▸ Task to complete
Please report every line in the entries that contains the string "Data".
** Record excerpts follows **
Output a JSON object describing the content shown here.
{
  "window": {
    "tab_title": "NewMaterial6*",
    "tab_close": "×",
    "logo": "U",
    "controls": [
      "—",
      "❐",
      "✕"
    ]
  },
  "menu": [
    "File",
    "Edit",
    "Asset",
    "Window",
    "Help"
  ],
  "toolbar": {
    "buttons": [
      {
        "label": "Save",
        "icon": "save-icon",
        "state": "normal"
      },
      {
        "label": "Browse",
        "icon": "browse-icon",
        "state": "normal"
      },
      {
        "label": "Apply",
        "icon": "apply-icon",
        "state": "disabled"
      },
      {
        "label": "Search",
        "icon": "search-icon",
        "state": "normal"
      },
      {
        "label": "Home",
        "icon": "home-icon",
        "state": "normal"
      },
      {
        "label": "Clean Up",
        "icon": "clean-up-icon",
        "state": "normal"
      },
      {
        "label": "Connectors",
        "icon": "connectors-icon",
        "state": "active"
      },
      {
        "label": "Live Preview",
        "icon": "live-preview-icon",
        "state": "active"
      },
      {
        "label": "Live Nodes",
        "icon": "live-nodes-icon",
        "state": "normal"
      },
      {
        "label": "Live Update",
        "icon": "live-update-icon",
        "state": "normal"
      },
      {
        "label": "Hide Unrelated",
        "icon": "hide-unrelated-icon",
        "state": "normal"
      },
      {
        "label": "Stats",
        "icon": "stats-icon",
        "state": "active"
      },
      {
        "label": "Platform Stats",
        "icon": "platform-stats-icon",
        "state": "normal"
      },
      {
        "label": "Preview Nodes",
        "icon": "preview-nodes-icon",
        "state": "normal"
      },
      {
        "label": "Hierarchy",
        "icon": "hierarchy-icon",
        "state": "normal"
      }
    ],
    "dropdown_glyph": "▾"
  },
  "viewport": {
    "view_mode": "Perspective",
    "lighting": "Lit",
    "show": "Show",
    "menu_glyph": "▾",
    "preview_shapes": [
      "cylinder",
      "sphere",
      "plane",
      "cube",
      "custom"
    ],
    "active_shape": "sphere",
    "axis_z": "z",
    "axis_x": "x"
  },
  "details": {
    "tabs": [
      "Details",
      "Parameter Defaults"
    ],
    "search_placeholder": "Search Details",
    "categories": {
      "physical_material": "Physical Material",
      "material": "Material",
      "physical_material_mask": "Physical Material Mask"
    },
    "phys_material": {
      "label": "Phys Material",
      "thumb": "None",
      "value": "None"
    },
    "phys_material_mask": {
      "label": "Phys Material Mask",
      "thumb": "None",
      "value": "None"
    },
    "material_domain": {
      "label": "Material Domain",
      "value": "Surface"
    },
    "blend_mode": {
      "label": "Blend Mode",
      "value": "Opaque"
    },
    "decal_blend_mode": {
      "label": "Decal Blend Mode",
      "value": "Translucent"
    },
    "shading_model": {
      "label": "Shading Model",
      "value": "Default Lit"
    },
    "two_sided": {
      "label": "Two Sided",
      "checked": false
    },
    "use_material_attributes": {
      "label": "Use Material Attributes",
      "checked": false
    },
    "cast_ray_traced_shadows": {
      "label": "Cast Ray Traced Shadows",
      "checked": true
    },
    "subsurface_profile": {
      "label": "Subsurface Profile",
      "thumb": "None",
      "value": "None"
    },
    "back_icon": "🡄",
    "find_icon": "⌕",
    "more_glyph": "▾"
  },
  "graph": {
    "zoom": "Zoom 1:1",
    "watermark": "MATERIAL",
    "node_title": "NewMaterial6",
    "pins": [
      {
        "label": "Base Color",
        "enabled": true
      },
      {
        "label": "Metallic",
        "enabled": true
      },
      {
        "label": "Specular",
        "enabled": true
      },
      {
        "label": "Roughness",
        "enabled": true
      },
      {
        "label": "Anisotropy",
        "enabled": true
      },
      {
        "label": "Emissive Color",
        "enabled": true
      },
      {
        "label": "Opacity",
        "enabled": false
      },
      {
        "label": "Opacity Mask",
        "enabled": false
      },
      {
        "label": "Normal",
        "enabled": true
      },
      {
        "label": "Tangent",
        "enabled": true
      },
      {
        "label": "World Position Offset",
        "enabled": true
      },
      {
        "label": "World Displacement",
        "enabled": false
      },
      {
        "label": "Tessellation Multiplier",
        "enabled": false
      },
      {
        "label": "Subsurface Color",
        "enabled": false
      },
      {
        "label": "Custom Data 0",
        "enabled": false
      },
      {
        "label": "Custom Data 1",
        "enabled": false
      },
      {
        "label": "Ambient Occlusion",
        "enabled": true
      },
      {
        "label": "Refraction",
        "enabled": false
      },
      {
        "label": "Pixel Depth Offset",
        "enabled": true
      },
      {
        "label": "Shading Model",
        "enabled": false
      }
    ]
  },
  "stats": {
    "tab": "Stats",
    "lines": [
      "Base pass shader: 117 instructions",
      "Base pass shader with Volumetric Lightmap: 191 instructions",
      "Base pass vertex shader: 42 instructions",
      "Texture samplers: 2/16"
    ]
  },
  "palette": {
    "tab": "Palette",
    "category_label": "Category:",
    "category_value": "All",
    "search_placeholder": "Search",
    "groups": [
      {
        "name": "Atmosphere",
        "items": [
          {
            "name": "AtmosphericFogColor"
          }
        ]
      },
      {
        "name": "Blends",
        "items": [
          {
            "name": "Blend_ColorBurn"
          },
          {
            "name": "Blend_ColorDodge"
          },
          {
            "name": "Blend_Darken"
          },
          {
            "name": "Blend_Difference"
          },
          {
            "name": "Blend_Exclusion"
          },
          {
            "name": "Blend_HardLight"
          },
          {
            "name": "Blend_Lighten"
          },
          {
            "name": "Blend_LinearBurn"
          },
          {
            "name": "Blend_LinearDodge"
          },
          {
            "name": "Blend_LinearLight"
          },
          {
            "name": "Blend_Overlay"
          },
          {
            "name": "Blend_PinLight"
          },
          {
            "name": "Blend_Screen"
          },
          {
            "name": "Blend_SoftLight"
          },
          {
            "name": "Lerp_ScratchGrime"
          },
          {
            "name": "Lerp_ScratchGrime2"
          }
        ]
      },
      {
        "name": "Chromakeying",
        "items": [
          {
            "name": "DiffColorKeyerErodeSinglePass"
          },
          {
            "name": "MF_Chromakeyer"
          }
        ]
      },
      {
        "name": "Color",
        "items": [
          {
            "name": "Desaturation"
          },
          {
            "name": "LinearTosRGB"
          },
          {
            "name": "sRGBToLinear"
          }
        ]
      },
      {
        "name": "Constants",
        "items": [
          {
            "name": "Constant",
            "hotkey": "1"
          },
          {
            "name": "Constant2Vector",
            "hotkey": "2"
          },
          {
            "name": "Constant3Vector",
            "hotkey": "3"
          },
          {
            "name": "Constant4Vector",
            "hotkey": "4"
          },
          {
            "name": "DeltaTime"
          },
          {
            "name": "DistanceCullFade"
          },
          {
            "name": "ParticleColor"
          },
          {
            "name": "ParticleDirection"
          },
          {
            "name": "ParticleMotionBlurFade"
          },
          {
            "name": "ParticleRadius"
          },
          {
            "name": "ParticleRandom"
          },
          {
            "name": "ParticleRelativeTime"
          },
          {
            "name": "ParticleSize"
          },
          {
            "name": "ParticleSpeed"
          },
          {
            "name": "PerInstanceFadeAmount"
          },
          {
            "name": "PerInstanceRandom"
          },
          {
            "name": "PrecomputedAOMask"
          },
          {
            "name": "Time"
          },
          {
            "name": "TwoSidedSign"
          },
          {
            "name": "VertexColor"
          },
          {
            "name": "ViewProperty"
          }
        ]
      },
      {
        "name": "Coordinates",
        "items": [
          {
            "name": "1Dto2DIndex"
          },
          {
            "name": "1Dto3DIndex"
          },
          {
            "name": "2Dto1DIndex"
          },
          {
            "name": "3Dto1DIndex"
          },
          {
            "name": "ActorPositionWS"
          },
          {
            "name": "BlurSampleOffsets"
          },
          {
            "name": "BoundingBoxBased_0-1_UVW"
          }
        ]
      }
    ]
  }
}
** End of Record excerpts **
▸ Solution to the exercise
        "label": "Custom Data 0",
        "label": "Custom Data 1",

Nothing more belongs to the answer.